Talk with Our Social Security Disability Lawyers
Our SSDI lawyers at our Norristown and Doylestown law offices are here to help you get the benefits you deserve.
Our SSDI lawyers understand that Social Security Disability is not a hand-out. These are benefits that have been earned. If you are unable to work and applied for Social Security disability benefits and were denied, do not be discouraged. In fact, as many as 65 percent of all first-time claims are not approved. By law, you are eligible for disability benefits if you have worked the minimum number of years based on your age and:
- You can no longer perform the work you had been doing for medical reasons.
- Your condition prevents you from doing other types of work.
- You suffer total disability resulting from a medical condition that is expected to last at least one year.
Being denied SSD benefits is frustrating and can cause extreme economic hardships for you and your family. You can trust our SSDI lawyers will file accurate first-time claims. Our law firm routinely represents clients in Bucks County and Montgomery County, as well as throughout southeastern Pennsylvania in appeals. You have earned the right to benefits. We help you get them.
What is the difference between SSDI and SSI benefits?
To qualify for SSDI you must have “work credits” meaning that you’ve paid into Social Security from wages earned. One work credit is equal to $1,410 in 2020. You can earn up to 4 work credits per year.
The general rule is that if you are 31 years old, you must have earned 40 work credits, with 20 of those credits being earned in the ten years ending in the year you became disabled. The number of work credits required may be less for younger individuals.

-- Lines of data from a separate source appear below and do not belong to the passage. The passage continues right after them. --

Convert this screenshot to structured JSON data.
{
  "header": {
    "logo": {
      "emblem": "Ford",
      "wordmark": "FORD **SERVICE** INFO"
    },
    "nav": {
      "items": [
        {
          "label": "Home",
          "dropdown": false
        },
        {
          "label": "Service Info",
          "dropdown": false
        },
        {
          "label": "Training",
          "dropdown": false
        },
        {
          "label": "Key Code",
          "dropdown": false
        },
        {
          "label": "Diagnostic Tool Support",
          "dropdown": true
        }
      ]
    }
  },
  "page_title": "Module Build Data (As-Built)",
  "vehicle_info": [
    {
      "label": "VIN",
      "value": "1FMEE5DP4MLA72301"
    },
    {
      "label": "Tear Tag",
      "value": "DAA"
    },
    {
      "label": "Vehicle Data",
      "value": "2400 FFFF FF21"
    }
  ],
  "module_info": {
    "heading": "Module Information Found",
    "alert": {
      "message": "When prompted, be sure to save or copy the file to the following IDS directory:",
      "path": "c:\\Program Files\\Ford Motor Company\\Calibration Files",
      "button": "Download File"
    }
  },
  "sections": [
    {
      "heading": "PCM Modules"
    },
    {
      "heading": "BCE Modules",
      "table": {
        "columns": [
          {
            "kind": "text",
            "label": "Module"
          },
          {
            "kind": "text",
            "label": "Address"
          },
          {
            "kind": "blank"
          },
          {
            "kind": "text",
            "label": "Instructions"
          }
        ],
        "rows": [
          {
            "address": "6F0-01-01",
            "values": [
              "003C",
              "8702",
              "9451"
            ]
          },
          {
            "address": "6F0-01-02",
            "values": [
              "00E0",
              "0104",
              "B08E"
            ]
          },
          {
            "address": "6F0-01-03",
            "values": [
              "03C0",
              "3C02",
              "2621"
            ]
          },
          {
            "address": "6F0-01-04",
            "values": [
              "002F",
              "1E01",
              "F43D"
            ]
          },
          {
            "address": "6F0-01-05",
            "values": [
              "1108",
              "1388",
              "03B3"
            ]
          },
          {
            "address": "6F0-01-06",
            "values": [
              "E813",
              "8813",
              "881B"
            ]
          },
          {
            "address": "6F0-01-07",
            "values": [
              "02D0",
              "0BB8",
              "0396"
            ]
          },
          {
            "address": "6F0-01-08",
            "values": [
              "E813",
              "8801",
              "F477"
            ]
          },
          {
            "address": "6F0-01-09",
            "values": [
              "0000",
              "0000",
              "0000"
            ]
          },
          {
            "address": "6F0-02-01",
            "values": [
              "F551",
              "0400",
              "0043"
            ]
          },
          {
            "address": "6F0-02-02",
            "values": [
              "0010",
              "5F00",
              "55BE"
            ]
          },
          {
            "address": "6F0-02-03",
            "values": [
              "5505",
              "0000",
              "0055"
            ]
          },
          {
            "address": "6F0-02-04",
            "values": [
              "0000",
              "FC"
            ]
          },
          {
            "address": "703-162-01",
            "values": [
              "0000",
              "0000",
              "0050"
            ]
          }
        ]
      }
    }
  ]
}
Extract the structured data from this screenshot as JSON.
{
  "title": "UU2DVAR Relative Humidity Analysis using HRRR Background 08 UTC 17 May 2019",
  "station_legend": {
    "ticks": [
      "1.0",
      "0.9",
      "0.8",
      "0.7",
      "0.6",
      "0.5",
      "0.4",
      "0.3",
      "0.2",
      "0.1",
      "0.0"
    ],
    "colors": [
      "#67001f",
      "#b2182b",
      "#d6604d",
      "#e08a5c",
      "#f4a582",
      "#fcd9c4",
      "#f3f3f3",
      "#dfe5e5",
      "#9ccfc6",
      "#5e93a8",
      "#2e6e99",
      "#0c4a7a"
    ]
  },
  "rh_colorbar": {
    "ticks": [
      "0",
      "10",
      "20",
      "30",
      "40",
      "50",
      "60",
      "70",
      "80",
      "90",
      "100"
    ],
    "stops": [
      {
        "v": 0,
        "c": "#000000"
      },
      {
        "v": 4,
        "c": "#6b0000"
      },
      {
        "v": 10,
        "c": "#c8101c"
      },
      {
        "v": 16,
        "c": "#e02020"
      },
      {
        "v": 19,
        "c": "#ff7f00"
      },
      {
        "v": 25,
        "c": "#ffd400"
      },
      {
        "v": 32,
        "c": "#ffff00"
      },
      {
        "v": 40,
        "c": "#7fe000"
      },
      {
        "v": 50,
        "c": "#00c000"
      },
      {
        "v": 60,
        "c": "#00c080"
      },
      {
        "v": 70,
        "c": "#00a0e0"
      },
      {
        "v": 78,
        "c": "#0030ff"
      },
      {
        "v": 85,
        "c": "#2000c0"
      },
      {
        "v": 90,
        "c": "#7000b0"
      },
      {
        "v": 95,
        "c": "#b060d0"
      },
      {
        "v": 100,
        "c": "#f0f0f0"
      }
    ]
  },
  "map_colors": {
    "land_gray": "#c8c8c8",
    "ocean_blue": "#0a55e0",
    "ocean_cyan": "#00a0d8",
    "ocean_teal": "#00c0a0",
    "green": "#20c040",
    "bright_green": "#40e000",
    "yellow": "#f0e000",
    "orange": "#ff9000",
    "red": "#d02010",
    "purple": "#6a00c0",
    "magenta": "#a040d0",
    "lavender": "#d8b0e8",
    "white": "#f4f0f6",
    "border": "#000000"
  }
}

SSDI monthly benefit payments start the 6th full month after the date you became disabled. Eligibility for Medicare benefits begins 24-months from when disability payments begin. SSDI monthly payment amounts are based on your past earnings.
SSI benefits are intended for persons age 65+, blind or disabled that have limited income and resources and do not have the work credits necessary to qualify for SSDI. An individual applying for SSI can have no more than $2,000.00 in assets. If you are married, your family asset limit is $3,000.00.
You may have one car and your home which are not counted toward the $2,000.00 asset limit. Assets include cash, check and savings accounts, stocks and bonds, retirement funds, some personal property and real estate other than your home.
Unearned income such as VA benefits, child support, alimony and your spouse’s income are also considered for SSI eligibility. If an individual receives $803.00 or more per month they are not entitled to SSI benefits. A couple is not eligible for SSI benefits if they receive $1,195.00 or more per month in unearned income. In-kind income, which include free food, shelter, etc. is also considered when determining SSI eligibility.
Tips for Filing for Social Security Disability Benefits
While having all your documentation in good order does not guarantee a first-time approval, being prepared improves your chances and also helps in the event that your initial claim is denied. Here are good tips for claimants:
Determine your eligibility for SSDI benefits — Eligibility is based on your work history and your medical condition. If you are not yet of full retirement age and you have a total disability that keeps you out of work for at least one year, you may qualify. Disabilities may be physical, cognitive, psychiatric or psychological, but they must be on the list of impairments and conditions recognized by the Social Security Administration.
Do not delay in filing a claim — At the very minimum, there is a five-month waiting period before you are owed disability benefits. However, since the start date is not the date on which you filed but rather the established onset date, you may have to wait even longer. The sooner you file the sooner you may be able to receive benefits.
Get your disability confirmation in writing from your physician — The Social Security Administration requires confirmation of the medical condition that caused your disability. It is imperative that you get records from your doctor to support your claim. You should gather comprehensive medical records to help satisfy the government’s requirements.
Document your work history — Generally, you need to have worked for at least five of the last 10 years to qualify for disability benefits. Your work history is also important in determining if you have any residual functioning capacity (RFC) and what job activities you may or may not be able to accomplish. Your work history should not be just a list of places you have worked — it should include a detailed job description.
Get experienced legal assistance from an experienced SSD lawyer — Similar to workers’ compensation, filing a claim for Social Security Disability is seldom as simple and straightforward as you would hope. Missed deadlines or inaccuracies in documentation can lead to delays or denials of benefits. When you and your family are depending on the money from Social Security disability, waiting even a few more days can be critical. With four decades of experience helping people get the benefits to which they are entitled, our law firm knows how to move your claim along as quickly as possible.
Even if you have been denied initially, don’t give up — As disheartening as it may be, remember that it is not unusual for a claim to be denied. You can appeal your claim within 60 days — and with help from our lawyers, you have a better chance of prevailing. The appeals process in Pennsylvania starts with a hearing before an administrative law judge (ALJ) during which you and a vocational expert are questioned and any new medical evidence is examined. If the ALJ still denies your claim, we can take your case to the Appeals Council, which has the option to reverse the judge’s decision, order a second hearing or issue another denial.
If necessary, our SSDI lawyers will continue your appeal by filing a lawsuit in the U.S. District Court.